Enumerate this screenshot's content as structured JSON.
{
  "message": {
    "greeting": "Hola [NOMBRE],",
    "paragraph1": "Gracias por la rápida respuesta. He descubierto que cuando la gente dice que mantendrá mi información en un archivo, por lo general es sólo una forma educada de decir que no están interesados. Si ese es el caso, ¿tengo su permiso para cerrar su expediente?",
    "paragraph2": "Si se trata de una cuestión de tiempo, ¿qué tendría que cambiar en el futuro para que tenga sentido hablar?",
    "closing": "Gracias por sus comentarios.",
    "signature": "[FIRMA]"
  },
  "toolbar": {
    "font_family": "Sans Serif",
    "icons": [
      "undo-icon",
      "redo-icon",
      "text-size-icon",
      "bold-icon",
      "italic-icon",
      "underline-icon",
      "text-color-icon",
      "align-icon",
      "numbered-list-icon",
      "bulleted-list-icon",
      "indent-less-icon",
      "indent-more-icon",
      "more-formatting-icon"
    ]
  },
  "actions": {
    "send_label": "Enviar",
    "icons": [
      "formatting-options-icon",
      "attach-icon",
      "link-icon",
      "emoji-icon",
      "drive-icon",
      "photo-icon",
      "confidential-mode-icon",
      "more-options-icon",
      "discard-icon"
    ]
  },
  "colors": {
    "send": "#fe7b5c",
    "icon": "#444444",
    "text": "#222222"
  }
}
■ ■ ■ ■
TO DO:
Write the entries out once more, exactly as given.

PROBLEM SOLUTION:
Enumerate this screenshot's content as structured JSON.
{
  "message": {
    "greeting": "Hola [NOMBRE],",
    "paragraph1": "Gracias por la rápida respuesta. He descubierto que cuando la gente dice que mantendrá mi información en un archivo, por lo general es sólo una forma educada de decir que no están interesados. Si ese es el caso, ¿tengo su permiso para cerrar su expediente?",
    "paragraph2": "Si se trata de una cuestión de tiempo, ¿qué tendría que cambiar en el futuro para que tenga sentido hablar?",
    "closing": "Gracias por sus comentarios.",
    "signature": "[FIRMA]"
  },
  "toolbar": {
    "font_family": "Sans Serif",
    "icons": [
      "undo-icon",
      "redo-icon",
      "text-size-icon",
      "bold-icon",
      "italic-icon",
      "underline-icon",
      "text-color-icon",
      "align-icon",
      "numbered-list-icon",
      "bulleted-list-icon",
      "indent-less-icon",
      "indent-more-icon",
      "more-formatting-icon"
    ]
  },
  "actions": {
    "send_label": "Enviar",
    "icons": [
      "formatting-options-icon",
      "attach-icon",
      "link-icon",
      "emoji-icon",
      "drive-icon",
      "photo-icon",
      "confidential-mode-icon",
      "more-options-icon",
      "discard-icon"
    ]
  },
  "colors": {
    "send": "#fe7b5c",
    "icon": "#444444",
    "text": "#222222"
  }
}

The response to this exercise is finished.